> [DESCRIPTION OF THE TASK]: Every line of the entries below that mentions "time" is to be copied out.

[Excerpts from an interface dataset]

*** Begin section ***

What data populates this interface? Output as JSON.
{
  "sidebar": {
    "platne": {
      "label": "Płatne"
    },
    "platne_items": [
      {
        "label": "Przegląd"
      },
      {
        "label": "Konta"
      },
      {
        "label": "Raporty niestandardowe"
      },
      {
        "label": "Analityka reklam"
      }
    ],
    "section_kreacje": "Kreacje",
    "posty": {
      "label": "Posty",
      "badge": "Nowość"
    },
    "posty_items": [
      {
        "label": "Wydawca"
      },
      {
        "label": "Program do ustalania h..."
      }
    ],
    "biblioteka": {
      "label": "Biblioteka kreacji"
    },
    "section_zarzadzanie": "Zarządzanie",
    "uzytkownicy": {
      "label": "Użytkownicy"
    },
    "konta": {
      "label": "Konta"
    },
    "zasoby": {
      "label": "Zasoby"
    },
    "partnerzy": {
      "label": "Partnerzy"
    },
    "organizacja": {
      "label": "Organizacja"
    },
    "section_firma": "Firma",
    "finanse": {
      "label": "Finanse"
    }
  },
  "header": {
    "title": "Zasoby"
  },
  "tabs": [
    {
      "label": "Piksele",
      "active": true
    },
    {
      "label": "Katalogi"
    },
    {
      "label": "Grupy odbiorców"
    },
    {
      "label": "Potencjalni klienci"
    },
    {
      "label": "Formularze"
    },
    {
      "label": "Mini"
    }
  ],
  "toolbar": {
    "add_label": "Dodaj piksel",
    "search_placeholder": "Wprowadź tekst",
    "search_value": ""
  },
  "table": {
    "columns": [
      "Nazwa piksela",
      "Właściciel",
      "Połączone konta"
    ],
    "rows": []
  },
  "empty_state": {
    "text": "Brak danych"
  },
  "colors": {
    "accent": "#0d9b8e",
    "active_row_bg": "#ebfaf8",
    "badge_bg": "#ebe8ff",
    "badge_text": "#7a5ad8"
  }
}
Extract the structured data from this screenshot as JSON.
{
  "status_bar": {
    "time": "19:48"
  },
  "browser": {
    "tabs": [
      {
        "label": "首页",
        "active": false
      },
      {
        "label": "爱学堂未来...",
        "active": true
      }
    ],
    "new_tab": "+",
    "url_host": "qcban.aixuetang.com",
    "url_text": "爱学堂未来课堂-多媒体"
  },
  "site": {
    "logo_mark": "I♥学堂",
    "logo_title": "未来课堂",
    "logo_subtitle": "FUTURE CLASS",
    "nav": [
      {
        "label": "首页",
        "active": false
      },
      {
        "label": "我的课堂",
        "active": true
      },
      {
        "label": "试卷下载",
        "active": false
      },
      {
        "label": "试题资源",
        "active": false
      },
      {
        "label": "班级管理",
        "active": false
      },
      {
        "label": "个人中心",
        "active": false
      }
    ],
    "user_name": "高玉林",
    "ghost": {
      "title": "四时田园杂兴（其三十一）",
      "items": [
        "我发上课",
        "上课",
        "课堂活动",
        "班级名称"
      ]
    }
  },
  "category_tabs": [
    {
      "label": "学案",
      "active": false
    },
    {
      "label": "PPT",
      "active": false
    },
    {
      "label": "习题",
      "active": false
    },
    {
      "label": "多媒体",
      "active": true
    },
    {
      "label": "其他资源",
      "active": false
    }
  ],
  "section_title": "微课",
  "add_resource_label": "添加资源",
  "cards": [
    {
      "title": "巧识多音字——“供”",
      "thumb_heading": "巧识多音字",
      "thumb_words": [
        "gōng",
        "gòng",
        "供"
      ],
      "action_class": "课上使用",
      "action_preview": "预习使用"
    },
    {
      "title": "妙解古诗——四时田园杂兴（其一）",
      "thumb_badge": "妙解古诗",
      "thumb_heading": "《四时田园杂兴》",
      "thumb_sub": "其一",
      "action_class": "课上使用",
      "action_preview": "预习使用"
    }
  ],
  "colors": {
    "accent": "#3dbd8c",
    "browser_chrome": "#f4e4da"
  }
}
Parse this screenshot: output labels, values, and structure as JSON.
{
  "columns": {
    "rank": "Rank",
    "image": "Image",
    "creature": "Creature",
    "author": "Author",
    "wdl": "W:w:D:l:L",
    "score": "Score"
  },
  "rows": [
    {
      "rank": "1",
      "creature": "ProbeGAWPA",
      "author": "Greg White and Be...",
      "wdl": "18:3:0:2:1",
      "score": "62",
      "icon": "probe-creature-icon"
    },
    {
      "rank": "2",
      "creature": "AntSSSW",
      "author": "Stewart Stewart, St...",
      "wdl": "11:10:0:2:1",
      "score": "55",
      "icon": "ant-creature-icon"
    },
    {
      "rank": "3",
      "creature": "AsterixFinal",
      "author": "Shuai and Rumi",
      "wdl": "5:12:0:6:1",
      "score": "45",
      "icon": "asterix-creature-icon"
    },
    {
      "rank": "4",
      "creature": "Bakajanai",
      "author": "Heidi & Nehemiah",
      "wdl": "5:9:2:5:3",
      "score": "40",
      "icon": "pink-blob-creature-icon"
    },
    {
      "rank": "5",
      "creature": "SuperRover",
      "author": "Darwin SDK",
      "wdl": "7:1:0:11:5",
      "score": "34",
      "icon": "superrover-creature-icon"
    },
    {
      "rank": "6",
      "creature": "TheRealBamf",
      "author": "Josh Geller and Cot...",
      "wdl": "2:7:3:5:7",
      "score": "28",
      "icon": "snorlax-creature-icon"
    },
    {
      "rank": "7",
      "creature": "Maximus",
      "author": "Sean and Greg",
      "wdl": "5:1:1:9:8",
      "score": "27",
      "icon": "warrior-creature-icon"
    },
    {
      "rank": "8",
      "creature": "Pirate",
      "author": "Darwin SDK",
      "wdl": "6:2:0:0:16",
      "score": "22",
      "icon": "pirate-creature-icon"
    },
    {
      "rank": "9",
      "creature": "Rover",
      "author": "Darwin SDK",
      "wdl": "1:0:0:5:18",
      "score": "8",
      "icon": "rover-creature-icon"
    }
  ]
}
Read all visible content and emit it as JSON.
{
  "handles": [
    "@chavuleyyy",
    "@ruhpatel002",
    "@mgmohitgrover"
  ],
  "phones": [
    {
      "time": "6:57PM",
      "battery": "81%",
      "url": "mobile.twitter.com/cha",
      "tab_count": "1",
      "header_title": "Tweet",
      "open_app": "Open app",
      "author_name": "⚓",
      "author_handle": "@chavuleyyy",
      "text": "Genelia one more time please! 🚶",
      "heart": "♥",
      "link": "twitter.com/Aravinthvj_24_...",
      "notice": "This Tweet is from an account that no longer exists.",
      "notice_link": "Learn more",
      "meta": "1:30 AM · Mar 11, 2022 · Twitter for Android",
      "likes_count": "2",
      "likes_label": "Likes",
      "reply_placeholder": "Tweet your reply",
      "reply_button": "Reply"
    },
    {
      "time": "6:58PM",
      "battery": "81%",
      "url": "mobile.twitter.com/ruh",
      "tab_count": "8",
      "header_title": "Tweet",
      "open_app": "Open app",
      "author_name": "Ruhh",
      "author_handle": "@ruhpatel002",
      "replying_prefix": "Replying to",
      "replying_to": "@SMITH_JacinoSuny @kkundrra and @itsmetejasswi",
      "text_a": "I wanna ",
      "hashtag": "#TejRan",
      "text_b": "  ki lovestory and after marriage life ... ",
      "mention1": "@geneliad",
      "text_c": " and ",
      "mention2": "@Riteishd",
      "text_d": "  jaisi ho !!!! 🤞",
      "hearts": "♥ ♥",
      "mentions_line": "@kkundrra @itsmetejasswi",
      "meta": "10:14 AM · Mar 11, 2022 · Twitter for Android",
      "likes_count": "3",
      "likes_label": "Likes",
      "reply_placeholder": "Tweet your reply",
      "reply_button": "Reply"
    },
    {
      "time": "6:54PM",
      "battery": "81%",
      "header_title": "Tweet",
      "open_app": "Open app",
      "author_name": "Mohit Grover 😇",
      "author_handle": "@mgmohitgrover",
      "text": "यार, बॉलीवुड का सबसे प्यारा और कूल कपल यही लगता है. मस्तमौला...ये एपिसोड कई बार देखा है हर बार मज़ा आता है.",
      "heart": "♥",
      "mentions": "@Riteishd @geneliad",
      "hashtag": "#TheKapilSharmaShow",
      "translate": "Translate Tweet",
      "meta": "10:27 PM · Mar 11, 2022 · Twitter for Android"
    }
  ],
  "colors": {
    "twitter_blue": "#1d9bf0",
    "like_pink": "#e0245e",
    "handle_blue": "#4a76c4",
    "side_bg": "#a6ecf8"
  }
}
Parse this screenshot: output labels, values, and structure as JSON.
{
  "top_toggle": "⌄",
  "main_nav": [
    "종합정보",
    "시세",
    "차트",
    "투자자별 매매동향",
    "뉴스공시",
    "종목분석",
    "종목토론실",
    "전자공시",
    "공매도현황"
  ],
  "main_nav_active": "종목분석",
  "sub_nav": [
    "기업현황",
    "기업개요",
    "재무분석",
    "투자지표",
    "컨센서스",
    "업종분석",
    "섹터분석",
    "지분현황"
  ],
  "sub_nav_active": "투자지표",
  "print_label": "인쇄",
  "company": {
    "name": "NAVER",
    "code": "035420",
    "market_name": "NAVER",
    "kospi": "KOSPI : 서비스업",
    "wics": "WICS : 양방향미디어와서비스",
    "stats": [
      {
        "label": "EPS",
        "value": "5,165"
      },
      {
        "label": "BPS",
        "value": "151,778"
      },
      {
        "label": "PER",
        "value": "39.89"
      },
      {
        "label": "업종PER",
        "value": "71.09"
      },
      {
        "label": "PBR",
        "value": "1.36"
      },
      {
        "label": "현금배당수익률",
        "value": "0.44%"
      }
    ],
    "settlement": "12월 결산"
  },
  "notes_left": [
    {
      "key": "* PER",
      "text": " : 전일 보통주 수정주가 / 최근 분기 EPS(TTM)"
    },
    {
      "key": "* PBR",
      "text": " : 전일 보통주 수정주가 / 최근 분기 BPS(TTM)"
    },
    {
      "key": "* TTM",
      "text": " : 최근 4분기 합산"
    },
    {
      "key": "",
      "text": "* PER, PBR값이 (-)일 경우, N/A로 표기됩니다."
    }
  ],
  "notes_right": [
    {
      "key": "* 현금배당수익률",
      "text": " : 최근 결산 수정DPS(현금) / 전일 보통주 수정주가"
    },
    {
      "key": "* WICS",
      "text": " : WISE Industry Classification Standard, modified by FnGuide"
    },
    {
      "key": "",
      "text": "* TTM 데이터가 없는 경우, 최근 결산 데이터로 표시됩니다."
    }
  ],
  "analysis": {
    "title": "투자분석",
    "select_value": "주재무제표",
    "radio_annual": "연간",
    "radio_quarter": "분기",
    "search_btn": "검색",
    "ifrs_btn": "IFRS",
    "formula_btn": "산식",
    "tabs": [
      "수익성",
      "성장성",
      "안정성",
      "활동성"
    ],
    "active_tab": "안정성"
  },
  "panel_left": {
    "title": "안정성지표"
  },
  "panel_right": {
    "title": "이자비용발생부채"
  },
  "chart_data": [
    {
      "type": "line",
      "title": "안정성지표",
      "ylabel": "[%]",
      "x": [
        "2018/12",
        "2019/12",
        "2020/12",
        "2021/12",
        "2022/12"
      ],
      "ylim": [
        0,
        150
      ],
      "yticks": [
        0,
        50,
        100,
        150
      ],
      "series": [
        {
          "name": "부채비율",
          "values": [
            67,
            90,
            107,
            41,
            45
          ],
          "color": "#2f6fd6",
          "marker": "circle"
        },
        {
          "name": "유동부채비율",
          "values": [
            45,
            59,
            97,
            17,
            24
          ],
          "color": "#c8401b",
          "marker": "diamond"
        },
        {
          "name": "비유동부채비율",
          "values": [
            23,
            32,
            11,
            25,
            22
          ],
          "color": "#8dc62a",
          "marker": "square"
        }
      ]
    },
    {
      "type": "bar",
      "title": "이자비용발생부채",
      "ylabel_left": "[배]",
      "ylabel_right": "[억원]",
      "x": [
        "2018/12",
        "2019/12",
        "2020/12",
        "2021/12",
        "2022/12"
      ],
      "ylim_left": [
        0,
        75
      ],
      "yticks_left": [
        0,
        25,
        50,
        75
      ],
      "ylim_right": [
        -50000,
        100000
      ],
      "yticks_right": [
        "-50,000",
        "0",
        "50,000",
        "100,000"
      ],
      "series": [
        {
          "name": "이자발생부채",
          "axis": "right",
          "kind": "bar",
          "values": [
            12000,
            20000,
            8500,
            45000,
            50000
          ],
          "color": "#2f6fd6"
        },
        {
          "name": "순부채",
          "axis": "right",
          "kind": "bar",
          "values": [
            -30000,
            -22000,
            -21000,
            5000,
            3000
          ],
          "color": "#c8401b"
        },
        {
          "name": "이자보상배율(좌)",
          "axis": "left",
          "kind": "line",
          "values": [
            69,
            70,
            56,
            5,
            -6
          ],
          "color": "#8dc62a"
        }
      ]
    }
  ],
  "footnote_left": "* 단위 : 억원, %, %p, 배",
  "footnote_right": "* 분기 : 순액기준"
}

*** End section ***

> [OUTPUT BELOW]:
    "time": "19:48"
      "time": "6:57PM",
      "text": "Genelia one more time please! 🚶",
      "time": "6:58PM",
      "time": "6:54PM",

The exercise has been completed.